■ **Exercise aim**: Give all of the data again exactly as written, omitting every image.

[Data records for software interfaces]
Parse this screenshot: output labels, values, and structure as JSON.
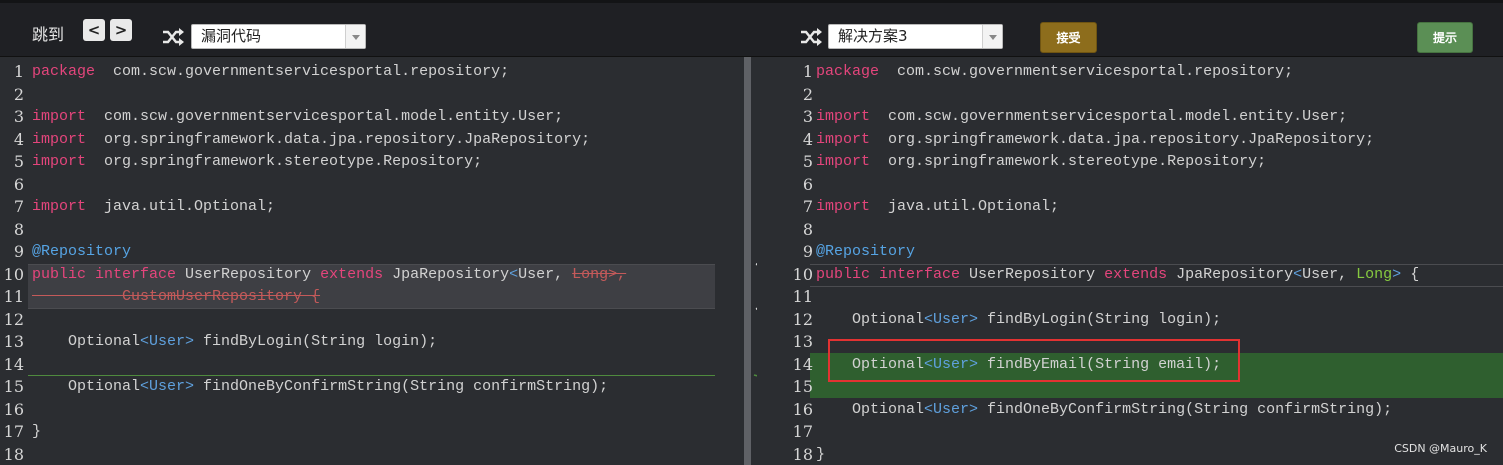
{
  "toolbar": {
    "jump_label": "跳到",
    "prev_button": "<",
    "next_button": ">",
    "left_select": "漏洞代码",
    "right_select": "解决方案3",
    "accept_button": "接受",
    "hint_button": "提示"
  },
  "left_lines": [
    {
      "n": "1",
      "segs": [
        [
          "kw",
          "package"
        ],
        [
          "",
          "  com.scw.governmentservicesportal.repository;"
        ]
      ]
    },
    {
      "n": "2",
      "segs": []
    },
    {
      "n": "3",
      "segs": [
        [
          "kw",
          "import"
        ],
        [
          "",
          "  com.scw.governmentservicesportal.model.entity.User;"
        ]
      ]
    },
    {
      "n": "4",
      "segs": [
        [
          "kw",
          "import"
        ],
        [
          "",
          "  org.springframework.data.jpa.repository.JpaRepository;"
        ]
      ]
    },
    {
      "n": "5",
      "segs": [
        [
          "kw",
          "import"
        ],
        [
          "",
          "  org.springframework.stereotype.Repository;"
        ]
      ]
    },
    {
      "n": "6",
      "segs": []
    },
    {
      "n": "7",
      "segs": [
        [
          "kw",
          "import"
        ],
        [
          "",
          "  java.util.Optional;"
        ]
      ]
    },
    {
      "n": "8",
      "segs": []
    },
    {
      "n": "9",
      "segs": [
        [
          "ann",
          "@Repository"
        ]
      ]
    },
    {
      "n": "10",
      "segs": [
        [
          "kw",
          "public"
        ],
        [
          "",
          " "
        ],
        [
          "kw",
          "interface"
        ],
        [
          "",
          " UserRepository "
        ],
        [
          "kw",
          "extends"
        ],
        [
          "",
          " JpaRepository"
        ],
        [
          "gen",
          "<"
        ],
        [
          "",
          "User, "
        ],
        [
          "del",
          "Long>,"
        ]
      ]
    },
    {
      "n": "11",
      "segs": [
        [
          "del",
          "          CustomUserRepository {"
        ]
      ]
    },
    {
      "n": "12",
      "segs": []
    },
    {
      "n": "13",
      "segs": [
        [
          "",
          "    Optional"
        ],
        [
          "gen",
          "<User>"
        ],
        [
          "",
          " findByLogin(String login);"
        ]
      ]
    },
    {
      "n": "14",
      "segs": []
    },
    {
      "n": "15",
      "segs": [
        [
          "",
          "    Optional"
        ],
        [
          "gen",
          "<User>"
        ],
        [
          "",
          " findOneByConfirmString(String confirmString);"
        ]
      ]
    },
    {
      "n": "16",
      "segs": []
    },
    {
      "n": "17",
      "segs": [
        [
          "",
          "}"
        ]
      ]
    },
    {
      "n": "18",
      "segs": []
    }
  ],
  "right_lines": [
    {
      "n": "1",
      "segs": [
        [
          "kw",
          "package"
        ],
        [
          "",
          "  com.scw.governmentservicesportal.repository;"
        ]
      ]
    },
    {
      "n": "2",
      "segs": []
    },
    {
      "n": "3",
      "segs": [
        [
          "kw",
          "import"
        ],
        [
          "",
          "  com.scw.governmentservicesportal.model.entity.User;"
        ]
      ]
    },
    {
      "n": "4",
      "segs": [
        [
          "kw",
          "import"
        ],
        [
          "",
          "  org.springframework.data.jpa.repository.JpaRepository;"
        ]
      ]
    },
    {
      "n": "5",
      "segs": [
        [
          "kw",
          "import"
        ],
        [
          "",
          "  org.springframework.stereotype.Repository;"
        ]
      ]
    },
    {
      "n": "6",
      "segs": []
    },
    {
      "n": "7",
      "segs": [
        [
          "kw",
          "import"
        ],
        [
          "",
          "  java.util.Optional;"
        ]
      ]
    },
    {
      "n": "8",
      "segs": []
    },
    {
      "n": "9",
      "segs": [
        [
          "ann",
          "@Repository"
        ]
      ]
    },
    {
      "n": "10",
      "segs": [
        [
          "kw",
          "public"
        ],
        [
          "",
          " "
        ],
        [
          "kw",
          "interface"
        ],
        [
          "",
          " UserRepository "
        ],
        [
          "kw",
          "extends"
        ],
        [
          "",
          " JpaRepository"
        ],
        [
          "gen",
          "<"
        ],
        [
          "",
          "User, "
        ],
        [
          "lg",
          "Long"
        ],
        [
          "gen",
          ">"
        ],
        [
          "",
          " {"
        ]
      ]
    },
    {
      "n": "11",
      "segs": []
    },
    {
      "n": "12",
      "segs": [
        [
          "",
          "    Optional"
        ],
        [
          "gen",
          "<User>"
        ],
        [
          "",
          " findByLogin(String login);"
        ]
      ]
    },
    {
      "n": "13",
      "segs": []
    },
    {
      "n": "14",
      "segs": [
        [
          "",
          "    Optional"
        ],
        [
          "gen",
          "<User>"
        ],
        [
          "",
          " findByEmail(String email);"
        ]
      ]
    },
    {
      "n": "15",
      "segs": []
    },
    {
      "n": "16",
      "segs": [
        [
          "",
          "    Optional"
        ],
        [
          "gen",
          "<User>"
        ],
        [
          "",
          " findOneByConfirmString(String confirmString);"
        ]
      ]
    },
    {
      "n": "17",
      "segs": []
    },
    {
      "n": "18",
      "segs": [
        [
          "",
          "}"
        ]
      ]
    }
  ],
  "watermark": "CSDN @Mauro_K",
  "colors": {
    "keyword": "#e4457c",
    "annotation": "#56a4e4",
    "generic": "#5fa0dd",
    "accept": "#8d6d1c",
    "hint": "#5b8f55",
    "highlight_box": "#e23232"
  }
}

■ **Solution for this exercise**:
Parse this screenshot: output labels, values, and structure as JSON.
{
  "toolbar": {
    "jump_label": "跳到",
    "prev_button": "<",
    "next_button": ">",
    "left_select": "漏洞代码",
    "right_select": "解决方案3",
    "accept_button": "接受",
    "hint_button": "提示"
  },
  "left_lines": [
    {
      "n": "1",
      "segs": [
        [
          "kw",
          "package"
        ],
        [
          "",
          "  com.scw.governmentservicesportal.repository;"
        ]
      ]
    },
    {
      "n": "2",
      "segs": []
    },
    {
      "n": "3",
      "segs": [
        [
          "kw",
          "import"
        ],
        [
          "",
          "  com.scw.governmentservicesportal.model.entity.User;"
        ]
      ]
    },
    {
      "n": "4",
      "segs": [
        [
          "kw",
          "import"
        ],
        [
          "",
          "  org.springframework.data.jpa.repository.JpaRepository;"
        ]
      ]
    },
    {
      "n": "5",
      "segs": [
        [
          "kw",
          "import"
        ],
        [
          "",
          "  org.springframework.stereotype.Repository;"
        ]
      ]
    },
    {
      "n": "6",
      "segs": []
    },
    {
      "n": "7",
      "segs": [
        [
          "kw",
          "import"
        ],
        [
          "",
          "  java.util.Optional;"
        ]
      ]
    },
    {
      "n": "8",
      "segs": []
    },
    {
      "n": "9",
      "segs": [
        [
          "ann",
          "@Repository"
        ]
      ]
    },
    {
      "n": "10",
      "segs": [
        [
          "kw",
          "public"
        ],
        [
          "",
          " "
        ],
        [
          "kw",
          "interface"
        ],
        [
          "",
          " UserRepository "
        ],
        [
          "kw",
          "extends"
        ],
        [
          "",
          " JpaRepository"
        ],
        [
          "gen",
          "<"
        ],
        [
          "",
          "User, "
        ],
        [
          "del",
          "Long>,"
        ]
      ]
    },
    {
      "n": "11",
      "segs": [
        [
          "del",
          "          CustomUserRepository {"
        ]
      ]
    },
    {
      "n": "12",
      "segs": []
    },
    {
      "n": "13",
      "segs": [
        [
          "",
          "    Optional"
        ],
        [
          "gen",
          "<User>"
        ],
        [
          "",
          " findByLogin(String login);"
        ]
      ]
    },
    {
      "n": "14",
      "segs": []
    },
    {
      "n": "15",
      "segs": [
        [
          "",
          "    Optional"
        ],
        [
          "gen",
          "<User>"
        ],
        [
          "",
          " findOneByConfirmString(String confirmString);"
        ]
      ]
    },
    {
      "n": "16",
      "segs": []
    },
    {
      "n": "17",
      "segs": [
        [
          "",
          "}"
        ]
      ]
    },
    {
      "n": "18",
      "segs": []
    }
  ],
  "right_lines": [
    {
      "n": "1",
      "segs": [
        [
          "kw",
          "package"
        ],
        [
          "",
          "  com.scw.governmentservicesportal.repository;"
        ]
      ]
    },
    {
      "n": "2",
      "segs": []
    },
    {
      "n": "3",
      "segs": [
        [
          "kw",
          "import"
        ],
        [
          "",
          "  com.scw.governmentservicesportal.model.entity.User;"
        ]
      ]
    },
    {
      "n": "4",
      "segs": [
        [
          "kw",
          "import"
        ],
        [
          "",
          "  org.springframework.data.jpa.repository.JpaRepository;"
        ]
      ]
    },
    {
      "n": "5",
      "segs": [
        [
          "kw",
          "import"
        ],
        [
          "",
          "  org.springframework.stereotype.Repository;"
        ]
      ]
    },
    {
      "n": "6",
      "segs": []
    },
    {
      "n": "7",
      "segs": [
        [
          "kw",
          "import"
        ],
        [
          "",
          "  java.util.Optional;"
        ]
      ]
    },
    {
      "n": "8",
      "segs": []
    },
    {
      "n": "9",
      "segs": [
        [
          "ann",
          "@Repository"
        ]
      ]
    },
    {
      "n": "10",
      "segs": [
        [
          "kw",
          "public"
        ],
        [
          "",
          " "
        ],
        [
          "kw",
          "interface"
        ],
        [
          "",
          " UserRepository "
        ],
        [
          "kw",
          "extends"
        ],
        [
          "",
          " JpaRepository"
        ],
        [
          "gen",
          "<"
        ],
        [
          "",
          "User, "
        ],
        [
          "lg",
          "Long"
        ],
        [
          "gen",
          ">"
        ],
        [
          "",
          " {"
        ]
      ]
    },
    {
      "n": "11",
      "segs": []
    },
    {
      "n": "12",
      "segs": [
        [
          "",
          "    Optional"
        ],
        [
          "gen",
          "<User>"
        ],
        [
          "",
          " findByLogin(String login);"
        ]
      ]
    },
    {
      "n": "13",
      "segs": []
    },
    {
      "n": "14",
      "segs": [
        [
          "",
          "    Optional"
        ],
        [
          "gen",
          "<User>"
        ],
        [
          "",
          " findByEmail(String email);"
        ]
      ]
    },
    {
      "n": "15",
      "segs": []
    },
    {
      "n": "16",
      "segs": [
        [
          "",
          "    Optional"
        ],
        [
          "gen",
          "<User>"
        ],
        [
          "",
          " findOneByConfirmString(String confirmString);"
        ]
      ]
    },
    {
      "n": "17",
      "segs": []
    },
    {
      "n": "18",
      "segs": [
        [
          "",
          "}"
        ]
      ]
    }
  ],
  "watermark": "CSDN @Mauro_K",
  "colors": {
    "keyword": "#e4457c",
    "annotation": "#56a4e4",
    "generic": "#5fa0dd",
    "accept": "#8d6d1c",
    "hint": "#5b8f55",
    "highlight_box": "#e23232"
  }
}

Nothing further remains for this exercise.